The Mother of Monsters: A Story from South Africa by Fran Parnell, illustrated by Sophie Fatus
This second in a series of monster tales features a story from South Africa retold for young readers. It is the story of Ntombi, the mischievous and brave daughter of the chief, who is determined to see the dangerous Ilulange River with her own eyes. Her father allows her the trip to the river as long as she takes the other girls along with her. When they finally reached the legendary river, the girls are disappointed. Instead of danger, they have found a river that looks perfect for swimming. Leaving their clothes on the bank, the girls splash in the water. Then they discover that their clothes are missing. It could have been the Mother of Monsters who took them! One-by-one the girls pled with the monster to return their things, and the monster does. But Ntombi is not willing to beg for her clothing, so the monster swallows her whole. But that is not the end of the story! You must read this book to find out how Ntombi survives the Mother of Monsters.

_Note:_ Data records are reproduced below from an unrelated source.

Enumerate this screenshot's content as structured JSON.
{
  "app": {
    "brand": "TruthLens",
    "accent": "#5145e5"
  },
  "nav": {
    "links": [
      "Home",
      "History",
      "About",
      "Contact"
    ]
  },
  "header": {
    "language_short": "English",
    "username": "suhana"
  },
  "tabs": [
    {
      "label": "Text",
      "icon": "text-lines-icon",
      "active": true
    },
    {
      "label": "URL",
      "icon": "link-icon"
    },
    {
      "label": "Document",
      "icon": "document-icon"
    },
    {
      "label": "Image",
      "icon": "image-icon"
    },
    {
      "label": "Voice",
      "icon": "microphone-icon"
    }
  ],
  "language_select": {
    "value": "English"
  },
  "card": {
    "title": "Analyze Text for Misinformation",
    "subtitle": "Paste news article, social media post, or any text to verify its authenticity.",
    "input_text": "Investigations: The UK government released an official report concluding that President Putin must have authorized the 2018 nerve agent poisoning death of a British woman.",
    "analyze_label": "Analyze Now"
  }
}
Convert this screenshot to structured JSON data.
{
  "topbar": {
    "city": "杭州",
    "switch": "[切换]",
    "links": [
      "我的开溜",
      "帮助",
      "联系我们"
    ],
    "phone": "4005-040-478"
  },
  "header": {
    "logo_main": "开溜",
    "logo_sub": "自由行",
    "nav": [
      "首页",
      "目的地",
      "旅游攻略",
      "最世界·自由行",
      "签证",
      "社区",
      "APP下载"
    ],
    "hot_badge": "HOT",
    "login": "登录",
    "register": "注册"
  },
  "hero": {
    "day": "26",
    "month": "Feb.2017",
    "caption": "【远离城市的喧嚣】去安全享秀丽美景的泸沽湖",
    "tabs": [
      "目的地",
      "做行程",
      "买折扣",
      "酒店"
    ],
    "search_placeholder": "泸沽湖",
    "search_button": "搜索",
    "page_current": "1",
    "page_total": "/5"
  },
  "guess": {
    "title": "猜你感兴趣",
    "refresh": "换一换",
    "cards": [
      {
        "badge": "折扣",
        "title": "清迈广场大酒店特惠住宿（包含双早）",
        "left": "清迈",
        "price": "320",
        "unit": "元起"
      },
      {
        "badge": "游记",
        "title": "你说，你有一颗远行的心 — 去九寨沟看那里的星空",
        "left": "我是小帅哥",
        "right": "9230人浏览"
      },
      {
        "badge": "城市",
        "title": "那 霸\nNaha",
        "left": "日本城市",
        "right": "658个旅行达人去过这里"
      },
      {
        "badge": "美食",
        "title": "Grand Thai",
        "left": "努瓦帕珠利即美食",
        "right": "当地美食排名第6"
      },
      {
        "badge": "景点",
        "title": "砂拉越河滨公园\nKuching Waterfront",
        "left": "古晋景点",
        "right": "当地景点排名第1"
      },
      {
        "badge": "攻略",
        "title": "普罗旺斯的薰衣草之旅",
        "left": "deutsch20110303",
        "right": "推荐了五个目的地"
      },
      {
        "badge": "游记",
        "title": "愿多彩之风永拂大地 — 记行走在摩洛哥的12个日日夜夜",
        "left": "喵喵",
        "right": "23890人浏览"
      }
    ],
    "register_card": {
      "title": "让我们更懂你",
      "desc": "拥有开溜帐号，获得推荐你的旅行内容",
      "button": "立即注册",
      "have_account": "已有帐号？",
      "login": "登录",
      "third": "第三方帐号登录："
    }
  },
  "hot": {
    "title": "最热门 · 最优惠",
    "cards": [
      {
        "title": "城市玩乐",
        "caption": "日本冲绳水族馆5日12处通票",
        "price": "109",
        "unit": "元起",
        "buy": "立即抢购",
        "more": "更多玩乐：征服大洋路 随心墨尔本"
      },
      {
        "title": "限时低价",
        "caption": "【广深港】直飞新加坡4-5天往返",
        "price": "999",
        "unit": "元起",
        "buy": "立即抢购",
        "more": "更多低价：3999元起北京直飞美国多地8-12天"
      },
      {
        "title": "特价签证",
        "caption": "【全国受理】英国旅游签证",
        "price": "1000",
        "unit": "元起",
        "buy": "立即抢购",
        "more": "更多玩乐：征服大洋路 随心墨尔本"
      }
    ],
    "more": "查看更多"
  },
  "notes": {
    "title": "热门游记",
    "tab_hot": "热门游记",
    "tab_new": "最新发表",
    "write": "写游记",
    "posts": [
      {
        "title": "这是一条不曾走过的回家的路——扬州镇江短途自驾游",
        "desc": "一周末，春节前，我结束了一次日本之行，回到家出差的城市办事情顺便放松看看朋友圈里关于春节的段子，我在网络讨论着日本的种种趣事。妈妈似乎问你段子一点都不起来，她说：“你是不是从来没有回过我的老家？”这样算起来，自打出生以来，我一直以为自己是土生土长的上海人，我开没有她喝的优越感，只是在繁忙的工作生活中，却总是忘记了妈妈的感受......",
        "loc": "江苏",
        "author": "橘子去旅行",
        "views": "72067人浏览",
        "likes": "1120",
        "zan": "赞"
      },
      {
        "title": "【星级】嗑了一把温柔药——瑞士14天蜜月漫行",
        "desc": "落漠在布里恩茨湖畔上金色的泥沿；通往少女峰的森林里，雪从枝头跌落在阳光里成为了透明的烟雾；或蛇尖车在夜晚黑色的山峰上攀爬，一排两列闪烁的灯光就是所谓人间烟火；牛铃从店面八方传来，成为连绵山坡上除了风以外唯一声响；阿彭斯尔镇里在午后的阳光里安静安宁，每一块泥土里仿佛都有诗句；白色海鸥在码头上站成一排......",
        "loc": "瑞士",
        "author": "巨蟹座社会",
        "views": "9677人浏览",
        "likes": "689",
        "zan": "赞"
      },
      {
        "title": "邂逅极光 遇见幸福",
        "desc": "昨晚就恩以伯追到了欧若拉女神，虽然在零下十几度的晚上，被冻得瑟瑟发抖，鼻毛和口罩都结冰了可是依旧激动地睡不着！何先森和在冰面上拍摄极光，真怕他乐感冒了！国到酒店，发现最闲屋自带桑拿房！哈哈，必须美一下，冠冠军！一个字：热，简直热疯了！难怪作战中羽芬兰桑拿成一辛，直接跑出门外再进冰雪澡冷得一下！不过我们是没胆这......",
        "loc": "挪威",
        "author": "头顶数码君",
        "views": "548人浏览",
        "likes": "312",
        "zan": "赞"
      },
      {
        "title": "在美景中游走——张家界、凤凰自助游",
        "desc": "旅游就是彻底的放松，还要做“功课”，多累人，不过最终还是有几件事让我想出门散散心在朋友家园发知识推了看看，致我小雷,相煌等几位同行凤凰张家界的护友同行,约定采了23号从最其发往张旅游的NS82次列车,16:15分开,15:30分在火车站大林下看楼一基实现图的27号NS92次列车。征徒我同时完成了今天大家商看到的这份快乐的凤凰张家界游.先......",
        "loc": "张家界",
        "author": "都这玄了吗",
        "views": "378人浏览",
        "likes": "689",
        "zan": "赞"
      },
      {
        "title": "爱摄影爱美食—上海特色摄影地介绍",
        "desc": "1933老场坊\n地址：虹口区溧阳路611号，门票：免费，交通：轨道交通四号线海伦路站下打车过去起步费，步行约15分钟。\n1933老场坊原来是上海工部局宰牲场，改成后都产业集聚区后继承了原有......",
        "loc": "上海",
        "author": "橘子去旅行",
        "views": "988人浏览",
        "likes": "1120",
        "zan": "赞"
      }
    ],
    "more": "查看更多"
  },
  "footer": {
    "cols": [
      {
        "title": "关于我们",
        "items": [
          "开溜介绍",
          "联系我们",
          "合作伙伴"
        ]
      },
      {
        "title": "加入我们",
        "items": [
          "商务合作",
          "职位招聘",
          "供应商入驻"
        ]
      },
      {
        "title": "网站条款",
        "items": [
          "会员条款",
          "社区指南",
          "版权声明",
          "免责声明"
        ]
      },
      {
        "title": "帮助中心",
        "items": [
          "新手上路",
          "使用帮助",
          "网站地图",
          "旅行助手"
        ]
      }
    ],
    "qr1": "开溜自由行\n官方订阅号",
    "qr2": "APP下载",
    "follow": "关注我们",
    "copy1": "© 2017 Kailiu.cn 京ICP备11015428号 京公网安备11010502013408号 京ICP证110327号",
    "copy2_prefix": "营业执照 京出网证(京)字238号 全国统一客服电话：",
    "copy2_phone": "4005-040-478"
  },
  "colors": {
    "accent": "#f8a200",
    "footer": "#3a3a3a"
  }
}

Parnell has broken the story into chapters, making it all the more pleasant for beginning readers who can take the story a bite at a time. The chapters are short and filled with action. The star of the book, Ntombi, is both brave and foolish, often at the same time. Throughout the story, she learns about humility but also about love. The book is clearly from another culture, which makes it all the more interesting to read.
Filled with bright colors, the paintings by Fatus have an intriguing folk quality to them. The scenes of the girls without clothing are handled with skillfully placed leaves, hands and flowers. The illustrations have humor to them, which makes the book very playful, something that is welcome with a monster devouring people.
A welcome addition to folktales, this is a story I had never heard before and really enjoyed. Appropriate for ages 6-8.
Reviewed from copy received from Barefoot Books.